## What to do:
Find every line below that contains the word "value" and copy it out.

Records contained in a dataset
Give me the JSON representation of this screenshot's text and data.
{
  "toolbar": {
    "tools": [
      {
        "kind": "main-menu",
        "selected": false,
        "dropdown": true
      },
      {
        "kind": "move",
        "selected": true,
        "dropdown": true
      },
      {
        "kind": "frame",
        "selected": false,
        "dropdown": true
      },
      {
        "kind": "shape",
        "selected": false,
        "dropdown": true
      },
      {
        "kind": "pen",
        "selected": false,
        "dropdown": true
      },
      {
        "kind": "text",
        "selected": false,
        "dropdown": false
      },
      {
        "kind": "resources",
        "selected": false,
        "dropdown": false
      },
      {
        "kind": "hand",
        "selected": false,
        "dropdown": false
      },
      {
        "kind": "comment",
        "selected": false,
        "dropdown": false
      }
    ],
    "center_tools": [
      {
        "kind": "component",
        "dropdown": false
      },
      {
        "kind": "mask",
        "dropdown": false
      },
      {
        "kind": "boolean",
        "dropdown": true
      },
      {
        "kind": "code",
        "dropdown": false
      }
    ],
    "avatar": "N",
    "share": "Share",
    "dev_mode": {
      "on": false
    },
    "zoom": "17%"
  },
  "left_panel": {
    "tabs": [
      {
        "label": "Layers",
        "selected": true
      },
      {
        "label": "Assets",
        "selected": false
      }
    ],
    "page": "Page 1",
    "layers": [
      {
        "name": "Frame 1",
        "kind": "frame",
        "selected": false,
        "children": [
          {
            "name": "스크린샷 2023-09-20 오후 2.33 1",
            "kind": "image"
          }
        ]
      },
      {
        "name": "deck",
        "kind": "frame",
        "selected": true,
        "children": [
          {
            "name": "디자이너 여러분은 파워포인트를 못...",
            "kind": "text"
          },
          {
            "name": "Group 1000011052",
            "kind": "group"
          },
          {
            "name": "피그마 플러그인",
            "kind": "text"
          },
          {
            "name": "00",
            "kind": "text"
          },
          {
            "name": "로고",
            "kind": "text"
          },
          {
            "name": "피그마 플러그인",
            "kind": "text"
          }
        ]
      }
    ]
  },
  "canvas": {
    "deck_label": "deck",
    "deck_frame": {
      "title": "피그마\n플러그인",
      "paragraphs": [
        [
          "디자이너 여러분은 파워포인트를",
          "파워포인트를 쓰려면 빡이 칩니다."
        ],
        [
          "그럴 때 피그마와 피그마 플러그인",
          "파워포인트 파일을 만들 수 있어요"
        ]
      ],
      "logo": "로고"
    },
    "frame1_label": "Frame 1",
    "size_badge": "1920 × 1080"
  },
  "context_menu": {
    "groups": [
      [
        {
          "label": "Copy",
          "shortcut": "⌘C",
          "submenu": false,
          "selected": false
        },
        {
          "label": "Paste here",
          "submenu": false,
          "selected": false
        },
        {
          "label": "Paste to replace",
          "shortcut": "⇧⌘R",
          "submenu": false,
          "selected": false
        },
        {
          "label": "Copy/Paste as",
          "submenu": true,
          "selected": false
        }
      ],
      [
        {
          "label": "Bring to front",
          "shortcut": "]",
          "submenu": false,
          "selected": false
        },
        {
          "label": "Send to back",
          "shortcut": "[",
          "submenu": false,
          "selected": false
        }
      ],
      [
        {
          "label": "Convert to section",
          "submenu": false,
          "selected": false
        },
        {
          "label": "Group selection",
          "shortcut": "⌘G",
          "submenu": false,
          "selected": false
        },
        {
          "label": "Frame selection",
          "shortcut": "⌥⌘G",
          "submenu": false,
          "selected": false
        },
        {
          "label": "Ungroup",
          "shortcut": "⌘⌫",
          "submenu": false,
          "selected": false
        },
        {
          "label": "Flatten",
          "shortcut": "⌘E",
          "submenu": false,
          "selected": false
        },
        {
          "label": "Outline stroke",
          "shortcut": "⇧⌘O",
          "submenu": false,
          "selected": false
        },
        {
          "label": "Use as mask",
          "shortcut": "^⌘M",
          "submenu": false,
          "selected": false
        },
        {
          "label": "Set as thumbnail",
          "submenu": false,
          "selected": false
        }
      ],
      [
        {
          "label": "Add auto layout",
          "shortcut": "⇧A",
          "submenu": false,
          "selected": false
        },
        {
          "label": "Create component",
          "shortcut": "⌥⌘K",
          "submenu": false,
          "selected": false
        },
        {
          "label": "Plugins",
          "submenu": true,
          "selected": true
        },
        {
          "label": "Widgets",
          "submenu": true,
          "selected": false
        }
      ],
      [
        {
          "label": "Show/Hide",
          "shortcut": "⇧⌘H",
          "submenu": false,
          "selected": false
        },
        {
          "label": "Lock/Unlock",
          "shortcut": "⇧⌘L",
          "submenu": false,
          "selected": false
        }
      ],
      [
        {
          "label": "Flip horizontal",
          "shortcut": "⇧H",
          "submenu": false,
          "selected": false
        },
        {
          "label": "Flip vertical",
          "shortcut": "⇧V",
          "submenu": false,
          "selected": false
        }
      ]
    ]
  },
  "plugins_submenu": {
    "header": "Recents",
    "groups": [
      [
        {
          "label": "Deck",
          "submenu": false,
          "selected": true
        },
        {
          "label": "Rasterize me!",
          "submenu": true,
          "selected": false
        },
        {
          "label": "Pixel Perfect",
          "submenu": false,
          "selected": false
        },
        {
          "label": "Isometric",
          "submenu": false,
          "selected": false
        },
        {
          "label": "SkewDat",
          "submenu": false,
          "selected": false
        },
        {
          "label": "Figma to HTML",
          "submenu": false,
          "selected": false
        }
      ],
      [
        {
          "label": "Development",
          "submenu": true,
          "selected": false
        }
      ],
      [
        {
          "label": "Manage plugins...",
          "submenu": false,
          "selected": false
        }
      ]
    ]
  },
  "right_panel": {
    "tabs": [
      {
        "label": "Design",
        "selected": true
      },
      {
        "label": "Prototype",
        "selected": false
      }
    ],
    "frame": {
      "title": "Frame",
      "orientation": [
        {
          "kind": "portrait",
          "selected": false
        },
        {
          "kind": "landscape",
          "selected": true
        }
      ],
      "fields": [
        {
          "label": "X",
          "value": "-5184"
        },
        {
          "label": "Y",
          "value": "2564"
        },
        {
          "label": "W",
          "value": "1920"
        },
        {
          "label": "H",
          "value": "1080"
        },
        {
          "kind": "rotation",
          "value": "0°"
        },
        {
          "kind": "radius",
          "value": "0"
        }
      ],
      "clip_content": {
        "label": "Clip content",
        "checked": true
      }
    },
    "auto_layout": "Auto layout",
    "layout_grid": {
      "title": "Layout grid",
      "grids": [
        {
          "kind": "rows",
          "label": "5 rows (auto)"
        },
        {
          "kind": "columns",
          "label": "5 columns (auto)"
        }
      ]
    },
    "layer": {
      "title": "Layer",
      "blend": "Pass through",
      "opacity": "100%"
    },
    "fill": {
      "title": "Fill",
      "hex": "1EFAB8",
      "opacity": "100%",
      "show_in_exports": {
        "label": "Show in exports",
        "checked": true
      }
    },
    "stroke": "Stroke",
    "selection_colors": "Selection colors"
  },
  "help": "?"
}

## Solution:
          "value": "-5184"
          "value": "2564"
          "value": "1920"
          "value": "1080"
          "value": "0°"
          "value": "0"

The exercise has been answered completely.